I do think NAAFA have a point, and that our society sells us an image of thinness, then various high calorie consolations for not meeting that image. Still, I wonder what history will make of our era, in 50 years, when the world is warmer, arable land is shrinking, and we are wondering how to feed the nine billion. Anyway, in the meantime, I’m going to stick to my exercise plan for a few more weeks, not out of any Puritanical sense of self-loathing, just because exercise makes me feel good, whatever Watson says. Besides, my diet plan is not particularly spartan. It comes from the first-ever published guide to battling obesity, from 1864:
For breakfast I take four or five ounces of beef, a cup of tea, a biscuit and dried toast.
For dinner, five or six ounces of fish or meat, and two or three glasses of good claret.
For tea, fruit.
For supper, three or four ounces of meat, with a glass or two of claret.
For nightcap, a tumbler of grip, or a glass or two of claret.
This plan leads to an excellent night’s rest.
Time for another claret I think…
In other news:
Here is an NYT write-up of a great study in Science magazine by Harvard’s Dan Gilbert and others, showing to what extent we underestimate how much we will change in the next ten years – a fallacy Gilbert calls ‘the End of History illusion’.
Here’s an interesting critique of the Skidelskys’ book, ‘How Much is Enough?’, from a philosophy professor at Notre-Dame. He thinks the Skidelskys have not quite found the right balance between liberal autonomy and the Greeks’ idea of the good life, and have missed out the crucial role of liberal education. It is education that teaches us to govern ourselves and find happiness in the wisest ways (an important issue in the battle against obesity). In which case, the question becomes how best to provide quality education to everyone, not just until they are 21, but afterwards.
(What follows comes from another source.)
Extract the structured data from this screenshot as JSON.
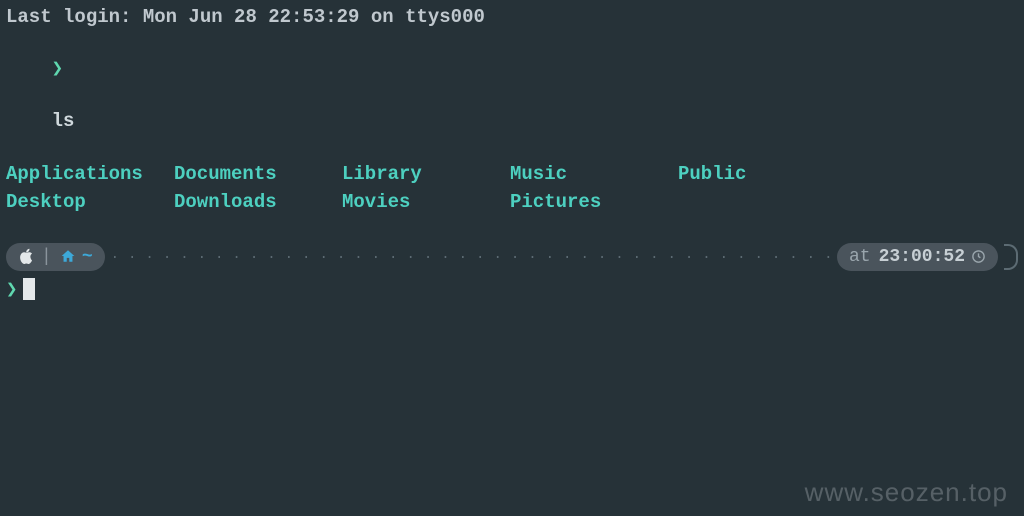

Why is adult education so far down the policy radar at the moment!
Anyway, British universities have launched their own MOOC platform (MOOC stands for Massive Open Online Course) called FutureLearn. The CEO is the person who set up the BBC’s iPlayer. Exciting development – I’ll try and get an interview with him for this blog.
Here is a good TED talk by Rene Gude, a leading Dutch philosopher, who is battling cancer and who recently had a leg amputated. TED without the bullshit.
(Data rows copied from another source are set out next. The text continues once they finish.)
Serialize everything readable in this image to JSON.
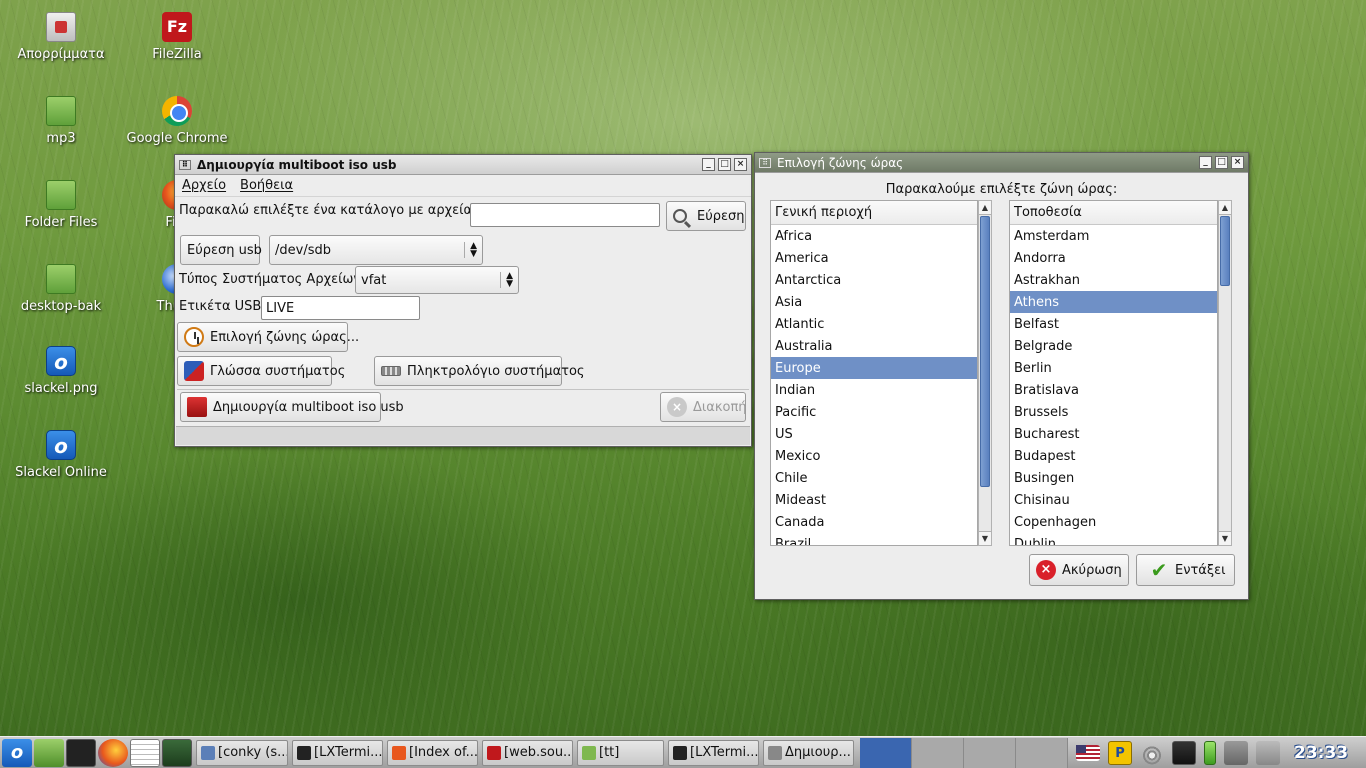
{
  "desktop": {
    "icons": [
      {
        "label": "Απορρίμματα",
        "icon": "trash-icon"
      },
      {
        "label": "FileZilla",
        "icon": "filezilla-icon"
      },
      {
        "label": "mp3",
        "icon": "folder-icon"
      },
      {
        "label": "Google Chrome",
        "icon": "chrome-icon"
      },
      {
        "label": "Folder Files",
        "icon": "folder-icon"
      },
      {
        "label": "Fire",
        "icon": "firefox-icon"
      },
      {
        "label": "desktop-bak",
        "icon": "folder-icon"
      },
      {
        "label": "Thund",
        "icon": "thunderbird-icon"
      },
      {
        "label": "slackel.png",
        "icon": "slackel-icon"
      },
      {
        "label": "Slackel Online",
        "icon": "slackel-icon"
      }
    ]
  },
  "multiboot_window": {
    "title": "Δημιουργία multiboot iso usb",
    "menu": {
      "file": "Αρχείο",
      "help": "Βοήθεια"
    },
    "iso_dir_label": "Παρακαλώ επιλέξτε ένα κατάλογο με αρχεία iso.",
    "iso_dir_value": "",
    "find_button": "Εύρεση",
    "find_usb_button": "Εύρεση usb",
    "usb_device": "/dev/sdb",
    "fs_type_label": "Τύπος Συστήματος Αρχείων:",
    "fs_type": "vfat",
    "usb_label_label": "Ετικέτα USB:",
    "usb_label_value": "LIVE",
    "timezone_button": "Επιλογή ζώνης ώρας...",
    "language_button": "Γλώσσα συστήματος",
    "keyboard_button": "Πληκτρολόγιο συστήματος",
    "create_button": "Δημιουργία multiboot iso usb",
    "stop_button": "Διακοπή"
  },
  "timezone_window": {
    "title": "Επιλογή ζώνης ώρας",
    "prompt": "Παρακαλούμε επιλέξτε ζώνη ώρας:",
    "region_header": "Γενική περιοχή",
    "regions": [
      "Africa",
      "America",
      "Antarctica",
      "Asia",
      "Atlantic",
      "Australia",
      "Europe",
      "Indian",
      "Pacific",
      "US",
      "Mexico",
      "Chile",
      "Mideast",
      "Canada",
      "Brazil"
    ],
    "selected_region": "Europe",
    "location_header": "Τοποθεσία",
    "locations": [
      "Amsterdam",
      "Andorra",
      "Astrakhan",
      "Athens",
      "Belfast",
      "Belgrade",
      "Berlin",
      "Bratislava",
      "Brussels",
      "Bucharest",
      "Budapest",
      "Busingen",
      "Chisinau",
      "Copenhagen",
      "Dublin"
    ],
    "selected_location": "Athens",
    "cancel_button": "Ακύρωση",
    "ok_button": "Εντάξει"
  },
  "taskbar": {
    "tasks": [
      {
        "label": "[conky (s...",
        "icon": "window-icon"
      },
      {
        "label": "[LXTermi...",
        "icon": "terminal-icon"
      },
      {
        "label": "[Index of...",
        "icon": "firefox-icon"
      },
      {
        "label": "[web.sou...",
        "icon": "filezilla-icon"
      },
      {
        "label": "[tt]",
        "icon": "folder-icon"
      },
      {
        "label": "[LXTermi...",
        "icon": "terminal-icon"
      },
      {
        "label": "Δημιουρ...",
        "icon": "app-icon"
      }
    ],
    "clock": "23:33"
  },
  "colors": {
    "selection": "#6f90c6",
    "taskbar_active": "#3a66b0"
  }
}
Here’s an interview with Nassim Nicholas Taleb being typically crotchety:
I’ve enjoyed Melvyn Bragg’s latest series on Radio 4, called The Value of Culture, which explores the idea of culture from Matthew Arnold to Raymond Williams to Roger Scruton (although no women discussed, as a friend pointed out). It’s available on iTunes if you’re outside the UK.
Well, that’s it for this week. Welcome to the new subscribers, and thank you to people who have bought my book. It just came out in Croatia. Keep spreading the word in 2013.